*** Block opens ***

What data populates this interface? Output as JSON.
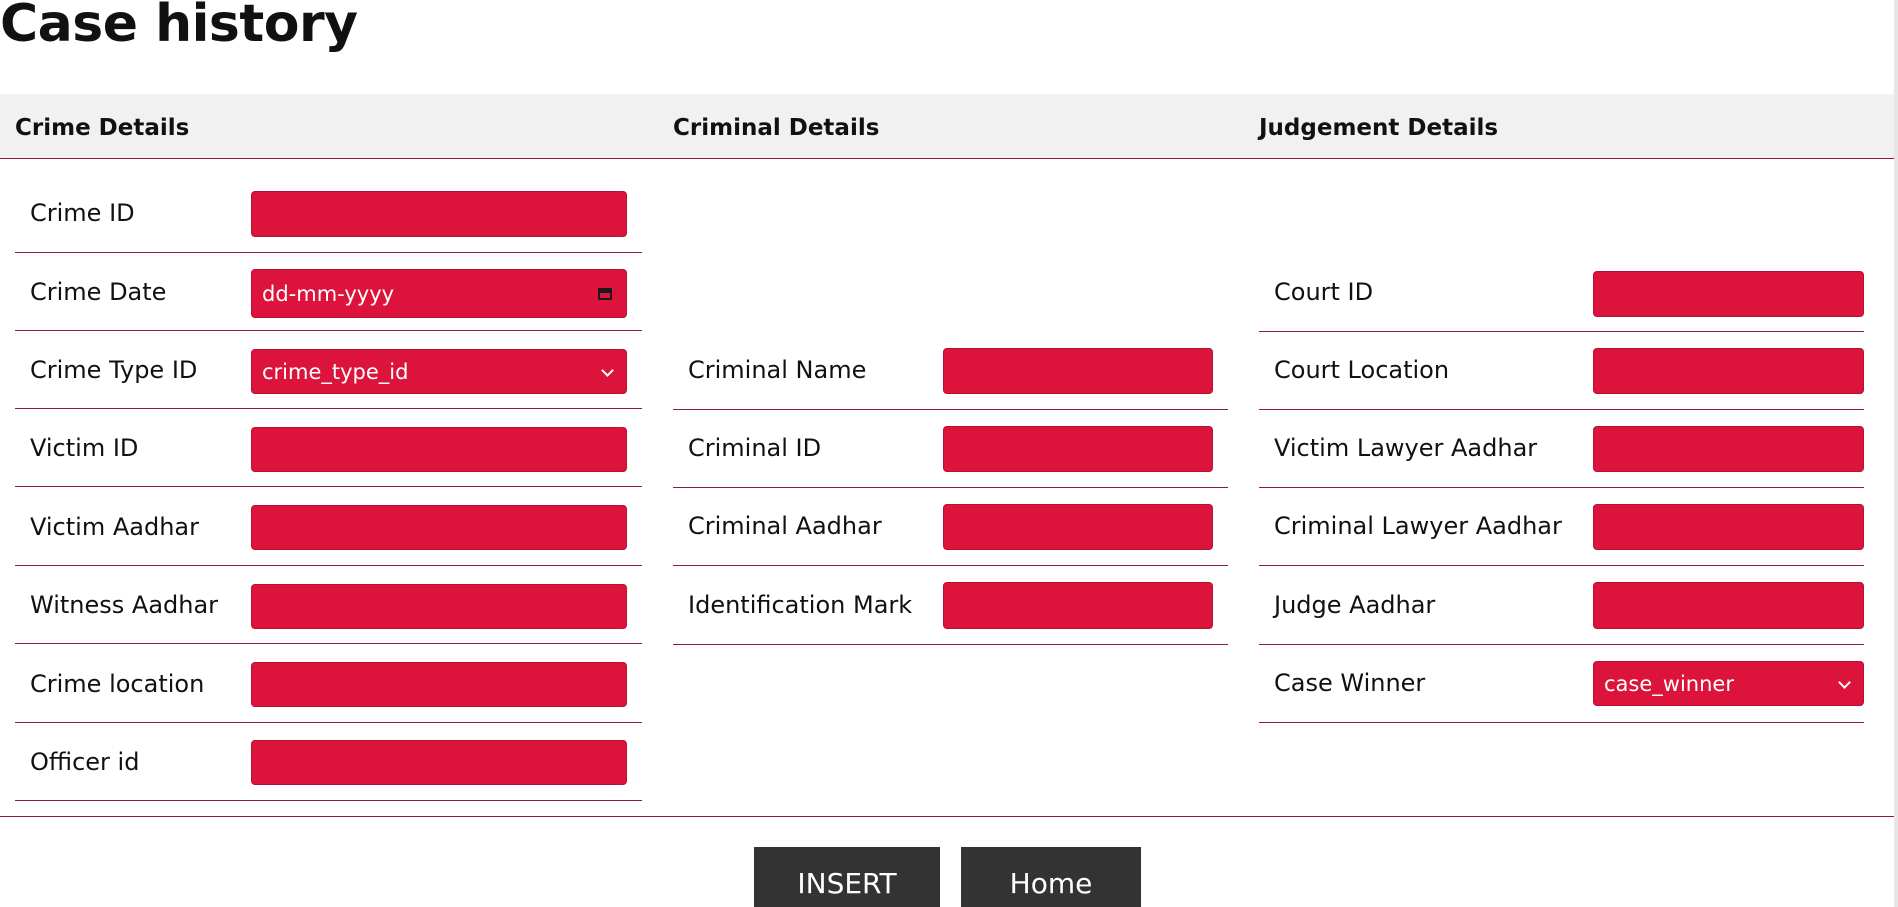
{
  "title": "Case history",
  "sections": {
    "crime": {
      "heading": "Crime Details",
      "fields": [
        {
          "label": "Crime ID",
          "value": ""
        },
        {
          "label": "Crime Date",
          "value": "dd-mm-yyyy",
          "icon": "calendar-icon"
        },
        {
          "label": "Crime Type ID",
          "value": "crime_type_id",
          "icon": "chevron-down-icon"
        },
        {
          "label": "Victim ID",
          "value": ""
        },
        {
          "label": "Victim Aadhar",
          "value": ""
        },
        {
          "label": "Witness Aadhar",
          "value": ""
        },
        {
          "label": "Crime location",
          "value": ""
        },
        {
          "label": "Officer id",
          "value": ""
        }
      ]
    },
    "criminal": {
      "heading": "Criminal Details",
      "fields": [
        {
          "label": "Criminal Name",
          "value": ""
        },
        {
          "label": "Criminal ID",
          "value": ""
        },
        {
          "label": "Criminal Aadhar",
          "value": ""
        },
        {
          "label": "Identification Mark",
          "value": ""
        }
      ]
    },
    "judgement": {
      "heading": "Judgement Details",
      "fields": [
        {
          "label": "Court ID",
          "value": ""
        },
        {
          "label": "Court Location",
          "value": ""
        },
        {
          "label": "Victim Lawyer Aadhar",
          "value": ""
        },
        {
          "label": "Criminal Lawyer Aadhar",
          "value": ""
        },
        {
          "label": "Judge Aadhar",
          "value": ""
        },
        {
          "label": "Case Winner",
          "value": "case_winner",
          "icon": "chevron-down-icon"
        }
      ]
    }
  },
  "buttons": {
    "insert": "INSERT",
    "home": "Home"
  },
  "colors": {
    "input_bg": "#dc143c",
    "divider": "#8c1d40",
    "header_band": "#f1f1f1",
    "button_bg": "#333333"
  }
}
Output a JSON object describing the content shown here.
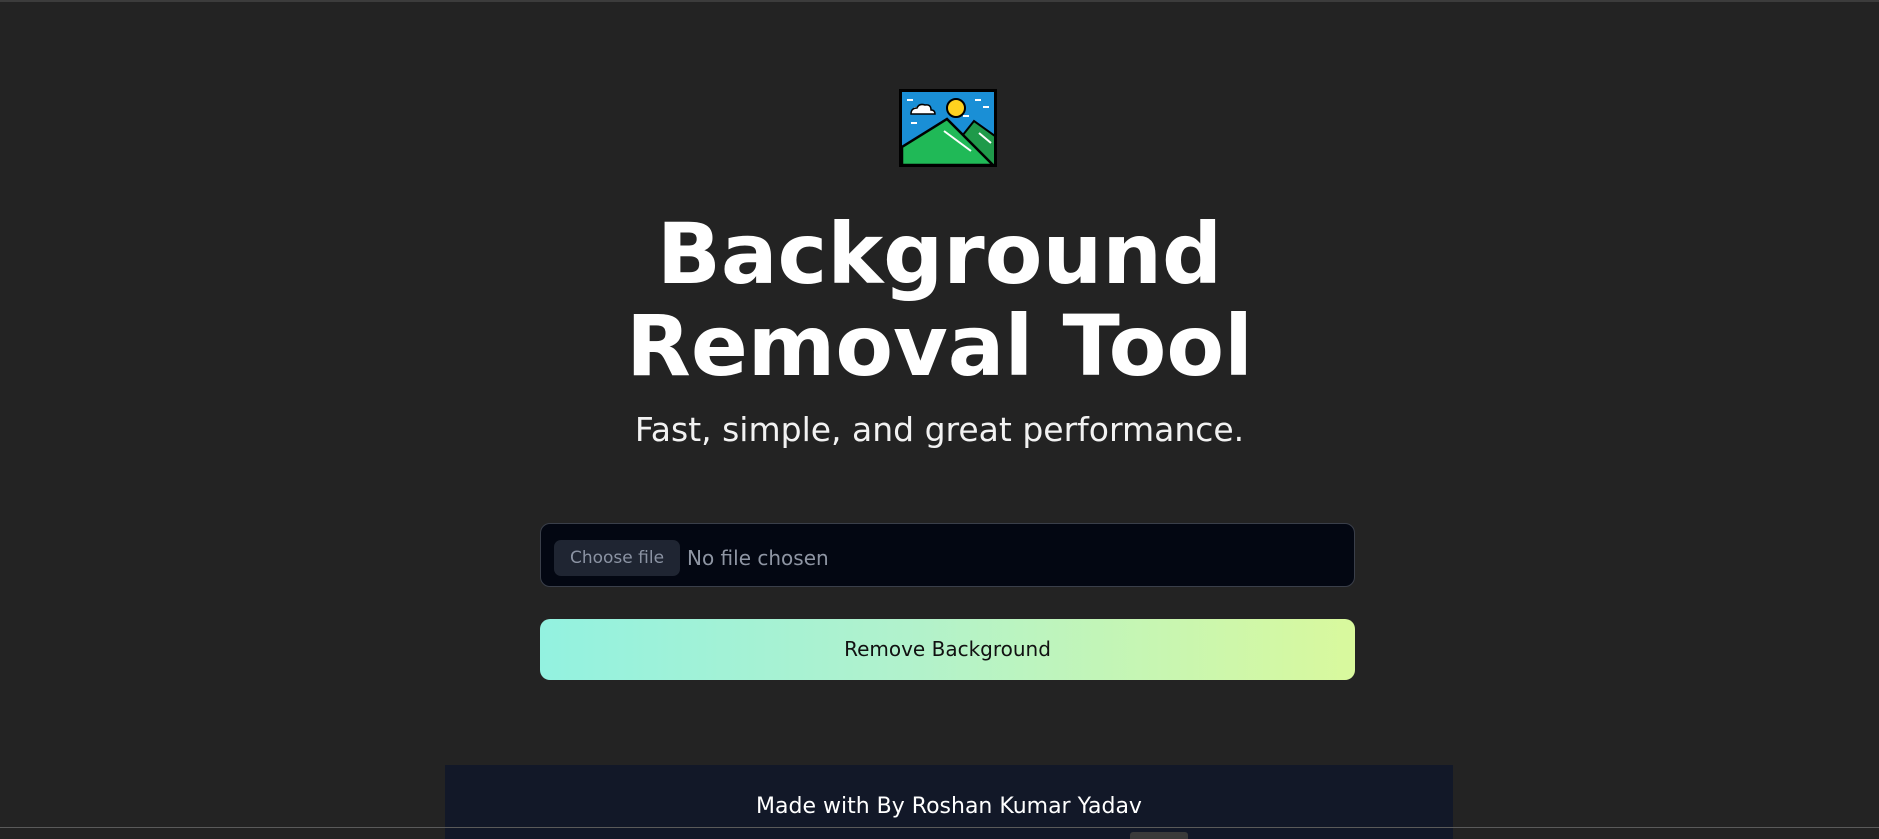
{
  "logo": {
    "icon": "landscape-picture-icon"
  },
  "title": "Background Removal Tool",
  "subtitle": "Fast, simple, and great performance.",
  "upload": {
    "choose_label": "Choose file",
    "status": "No file chosen"
  },
  "action": {
    "remove_label": "Remove Background"
  },
  "footer": {
    "text": "Made with By Roshan Kumar Yadav"
  },
  "colors": {
    "background": "#232323",
    "input_bg": "#030712",
    "gradient_start": "#93f2e0",
    "gradient_end": "#d9f99d",
    "footer_bg": "#121828"
  }
}
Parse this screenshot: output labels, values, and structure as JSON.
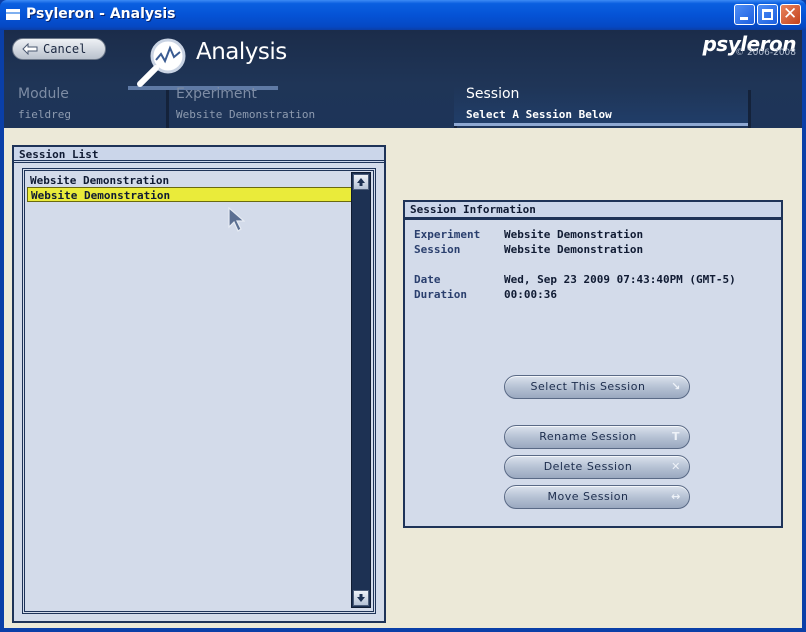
{
  "window": {
    "title": "Psyleron - Analysis"
  },
  "header": {
    "cancel_label": "Cancel",
    "title": "Analysis",
    "brand": "psyleron",
    "copyright": "© 2006-2008"
  },
  "breadcrumbs": [
    {
      "name": "Module",
      "value": "fieldreg"
    },
    {
      "name": "Experiment",
      "value": "Website Demonstration"
    },
    {
      "name": "Session",
      "value": "Select A Session Below"
    }
  ],
  "session_list": {
    "title": "Session List",
    "items": [
      {
        "label": "Website Demonstration",
        "selected": false
      },
      {
        "label": "Website Demonstration",
        "selected": true
      }
    ]
  },
  "session_info": {
    "title": "Session Information",
    "fields": [
      {
        "key": "Experiment",
        "value": "Website Demonstration"
      },
      {
        "key": "Session",
        "value": "Website Demonstration"
      },
      {
        "key": "Date",
        "value": "Wed, Sep 23 2009 07:43:40PM (GMT-5)"
      },
      {
        "key": "Duration",
        "value": "00:00:36"
      }
    ],
    "buttons": {
      "select": {
        "label": "Select This Session",
        "icon": "arrow-corner-icon"
      },
      "rename": {
        "label": "Rename Session",
        "icon": "text-t-icon"
      },
      "delete": {
        "label": "Delete Session",
        "icon": "x-icon"
      },
      "move": {
        "label": "Move Session",
        "icon": "double-arrow-icon"
      }
    }
  },
  "colors": {
    "header_bg": "#1f3557",
    "panel_bg": "#d3dbea",
    "selection": "#eaeb3a",
    "window_bg": "#ece9d8"
  }
}
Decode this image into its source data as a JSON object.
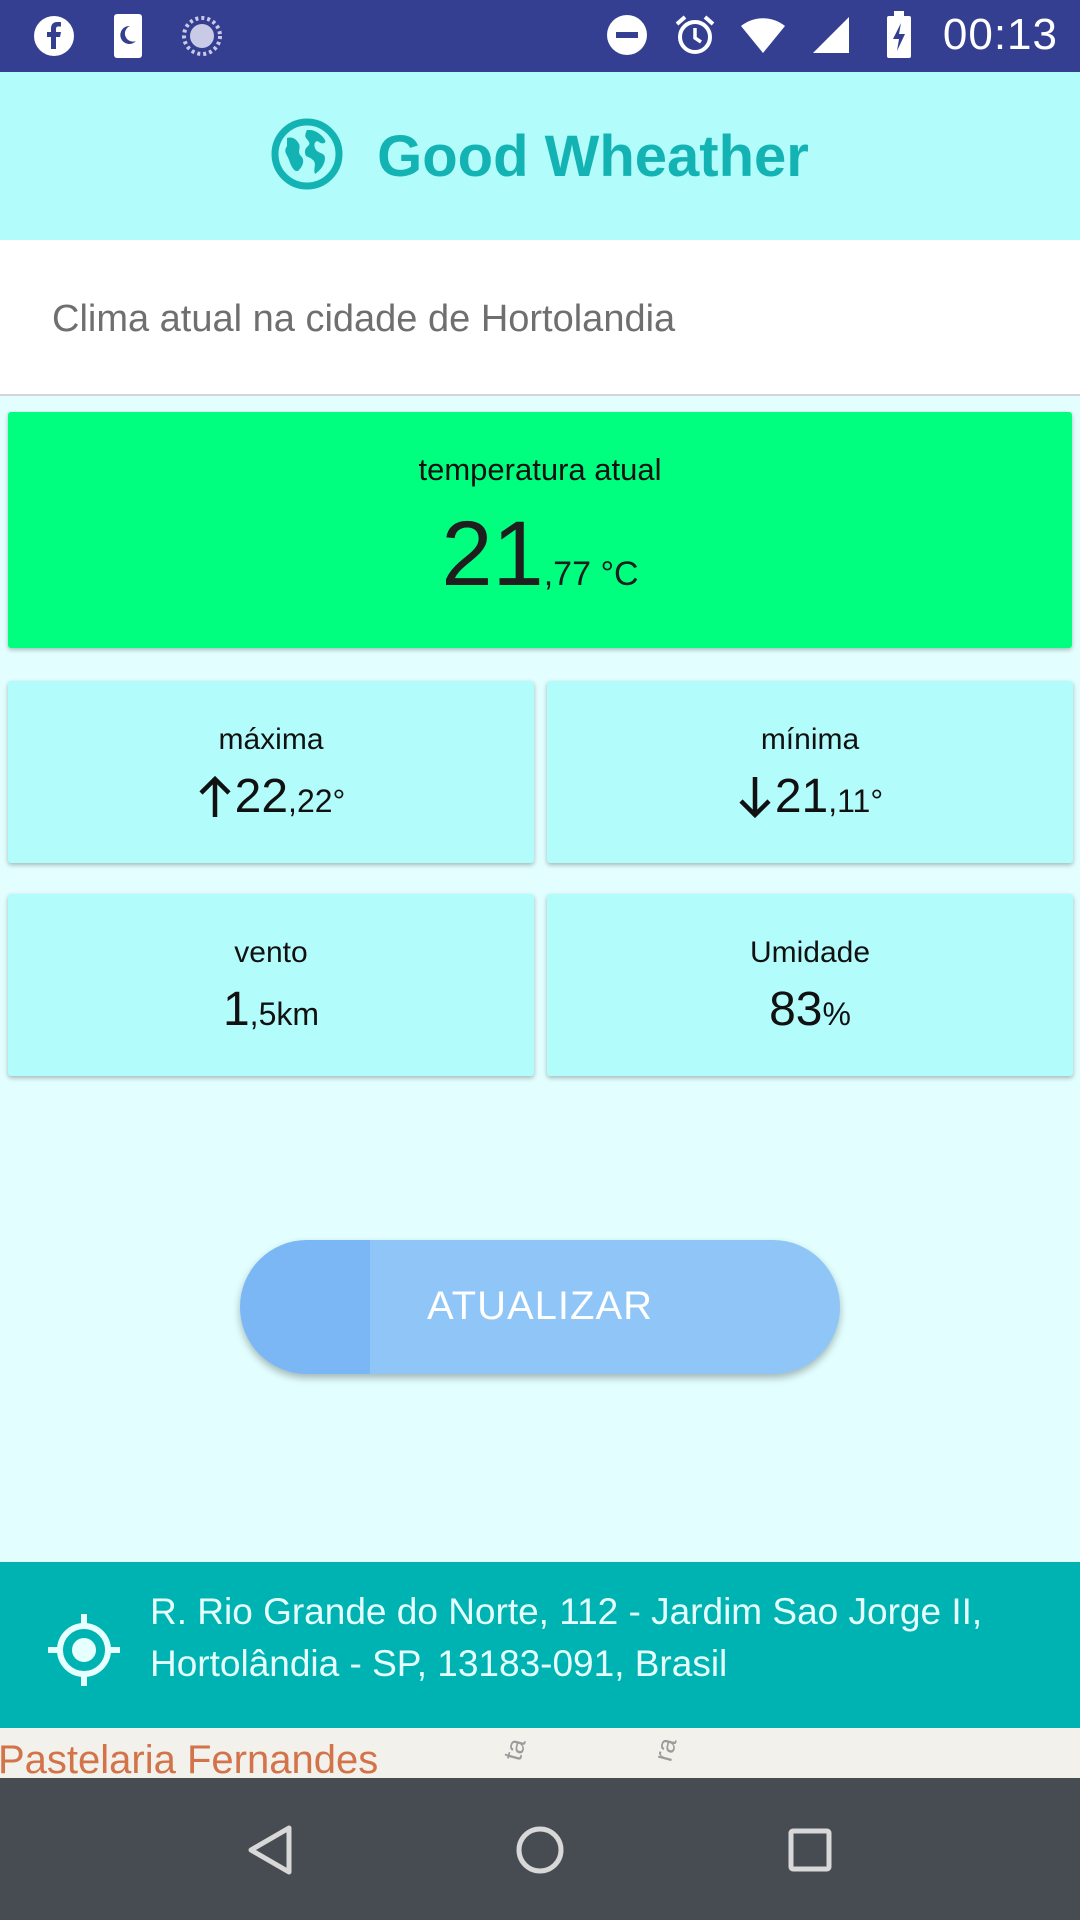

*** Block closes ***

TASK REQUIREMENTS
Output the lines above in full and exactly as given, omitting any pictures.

FINAL ANSWER
What data populates this interface? Output as JSON.
{
  "title": "Case history",
  "sections": {
    "crime": {
      "heading": "Crime Details",
      "fields": [
        {
          "label": "Crime ID",
          "value": ""
        },
        {
          "label": "Crime Date",
          "value": "dd-mm-yyyy",
          "icon": "calendar-icon"
        },
        {
          "label": "Crime Type ID",
          "value": "crime_type_id",
          "icon": "chevron-down-icon"
        },
        {
          "label": "Victim ID",
          "value": ""
        },
        {
          "label": "Victim Aadhar",
          "value": ""
        },
        {
          "label": "Witness Aadhar",
          "value": ""
        },
        {
          "label": "Crime location",
          "value": ""
        },
        {
          "label": "Officer id",
          "value": ""
        }
      ]
    },
    "criminal": {
      "heading": "Criminal Details",
      "fields": [
        {
          "label": "Criminal Name",
          "value": ""
        },
        {
          "label": "Criminal ID",
          "value": ""
        },
        {
          "label": "Criminal Aadhar",
          "value": ""
        },
        {
          "label": "Identification Mark",
          "value": ""
        }
      ]
    },
    "judgement": {
      "heading": "Judgement Details",
      "fields": [
        {
          "label": "Court ID",
          "value": ""
        },
        {
          "label": "Court Location",
          "value": ""
        },
        {
          "label": "Victim Lawyer Aadhar",
          "value": ""
        },
        {
          "label": "Criminal Lawyer Aadhar",
          "value": ""
        },
        {
          "label": "Judge Aadhar",
          "value": ""
        },
        {
          "label": "Case Winner",
          "value": "case_winner",
          "icon": "chevron-down-icon"
        }
      ]
    }
  },
  "buttons": {
    "insert": "INSERT",
    "home": "Home"
  },
  "colors": {
    "input_bg": "#dc143c",
    "divider": "#8c1d40",
    "header_band": "#f1f1f1",
    "button_bg": "#333333"
  }
}
Output a JSON object describing the content shown here.
{
  "logo": {
    "icon": "landscape-picture-icon"
  },
  "title": "Background Removal Tool",
  "subtitle": "Fast, simple, and great performance.",
  "upload": {
    "choose_label": "Choose file",
    "status": "No file chosen"
  },
  "action": {
    "remove_label": "Remove Background"
  },
  "footer": {
    "text": "Made with By Roshan Kumar Yadav"
  },
  "colors": {
    "background": "#232323",
    "input_bg": "#030712",
    "gradient_start": "#93f2e0",
    "gradient_end": "#d9f99d",
    "footer_bg": "#121828"
  }
}
Parse this screenshot: output labels, values, and structure as JSON.
{
  "window": {
    "title": "Psyleron - Analysis"
  },
  "header": {
    "cancel_label": "Cancel",
    "title": "Analysis",
    "brand": "psyleron",
    "copyright": "© 2006-2008"
  },
  "breadcrumbs": [
    {
      "name": "Module",
      "value": "fieldreg"
    },
    {
      "name": "Experiment",
      "value": "Website Demonstration"
    },
    {
      "name": "Session",
      "value": "Select A Session Below"
    }
  ],
  "session_list": {
    "title": "Session List",
    "items": [
      {
        "label": "Website Demonstration",
        "selected": false
      },
      {
        "label": "Website Demonstration",
        "selected": true
      }
    ]
  },
  "session_info": {
    "title": "Session Information",
    "fields": [
      {
        "key": "Experiment",
        "value": "Website Demonstration"
      },
      {
        "key": "Session",
        "value": "Website Demonstration"
      },
      {
        "key": "Date",
        "value": "Wed, Sep 23 2009 07:43:40PM (GMT-5)"
      },
      {
        "key": "Duration",
        "value": "00:00:36"
      }
    ],
    "buttons": {
      "select": {
        "label": "Select This Session",
        "icon": "arrow-corner-icon"
      },
      "rename": {
        "label": "Rename Session",
        "icon": "text-t-icon"
      },
      "delete": {
        "label": "Delete Session",
        "icon": "x-icon"
      },
      "move": {
        "label": "Move Session",
        "icon": "double-arrow-icon"
      }
    }
  },
  "colors": {
    "header_bg": "#1f3557",
    "panel_bg": "#d3dbea",
    "selection": "#eaeb3a",
    "window_bg": "#ece9d8"
  }
}
Decode this image into its source data as a JSON object.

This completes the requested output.